“Even among the majority who had stopped serving it, things weren’t always clear-cut. A few restaurateurs said they joined the campaign but had taken swordfish off their menus for other reasons. A couple more said that they had never served swordfish in the first place or that it had been offered as a special and so was never a big part of their menu anyway. A few more said they were having second thoughts about continuing their participation.

“And in at least two cases, it was hard to tell whether swordfish was on or off the menu because the restaurateurs hedged their answers after learning why the Post was inquiring.”


When SeaWeb and the Natural Resources Defense Council announced their joint effort to discourage the consumption of Caspian Sea sturgeon caviar, a news release blamed the imported caviar market for the “overfishing” of these sturgeon. SeaWeb’s web site still publicly brands the food as “a luxury product no one really needs and for which there are a number of viable alternatives.”

Within three weeks of SeaWeb’s proclamation, Whole Foods Markets announced that it would begin selling a new “sustainable alternative to endangered wild sturgeon.” The news release was promoted to the mass media by another Washington PR outfit called Environmental Media Services (EMS). Could this be the “viable alternative” that SeaWeb is so keen on?

Consider this: Whole Foods and EMS are both clients of Fenton Communications. It’s probably not a coincidence that one Fenton client is trying to skew public perception of an issue that could benefit another client.

And another Fenton Client, EcoFish, is promoting its wares (again, with the help of EMS) as a “sustainable alternative” to so-called “overfished” species like Chilean sea bass and (of course) Atlantic swordfish. The real purpose behind SeaWeb’s campaigns seems to be to drive business to Fenton Communications’ other clients.

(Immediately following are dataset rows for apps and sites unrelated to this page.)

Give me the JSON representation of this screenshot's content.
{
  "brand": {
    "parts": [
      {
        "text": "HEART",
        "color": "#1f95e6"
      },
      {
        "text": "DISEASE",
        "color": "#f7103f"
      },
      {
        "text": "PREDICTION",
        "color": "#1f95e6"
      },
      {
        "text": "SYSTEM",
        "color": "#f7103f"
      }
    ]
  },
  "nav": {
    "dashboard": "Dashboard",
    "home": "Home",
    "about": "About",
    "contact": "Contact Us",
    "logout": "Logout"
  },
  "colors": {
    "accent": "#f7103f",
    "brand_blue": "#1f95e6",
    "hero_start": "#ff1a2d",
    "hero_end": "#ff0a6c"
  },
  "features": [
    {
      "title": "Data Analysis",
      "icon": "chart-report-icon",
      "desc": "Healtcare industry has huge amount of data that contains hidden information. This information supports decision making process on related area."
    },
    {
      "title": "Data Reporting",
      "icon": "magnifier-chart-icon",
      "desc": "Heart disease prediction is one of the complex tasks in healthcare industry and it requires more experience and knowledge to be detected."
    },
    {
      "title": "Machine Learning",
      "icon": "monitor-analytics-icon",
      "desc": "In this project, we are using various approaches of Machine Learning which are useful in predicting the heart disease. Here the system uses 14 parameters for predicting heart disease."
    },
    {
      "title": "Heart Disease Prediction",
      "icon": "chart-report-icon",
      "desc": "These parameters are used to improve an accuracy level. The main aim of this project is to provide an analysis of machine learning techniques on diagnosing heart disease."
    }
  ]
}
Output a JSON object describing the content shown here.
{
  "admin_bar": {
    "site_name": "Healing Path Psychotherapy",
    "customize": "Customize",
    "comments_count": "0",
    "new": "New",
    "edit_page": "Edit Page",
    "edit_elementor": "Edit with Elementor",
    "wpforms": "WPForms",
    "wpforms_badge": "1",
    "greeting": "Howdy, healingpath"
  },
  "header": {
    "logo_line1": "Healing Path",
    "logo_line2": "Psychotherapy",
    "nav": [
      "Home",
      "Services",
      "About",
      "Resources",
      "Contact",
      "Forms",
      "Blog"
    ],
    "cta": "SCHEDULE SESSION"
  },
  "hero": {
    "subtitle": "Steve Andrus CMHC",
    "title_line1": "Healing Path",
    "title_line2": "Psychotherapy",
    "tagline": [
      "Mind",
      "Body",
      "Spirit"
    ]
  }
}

In the legal world they call this “conflict of interest.” In the Public Relations world, it’s called “synergy.” Let the buyer beware.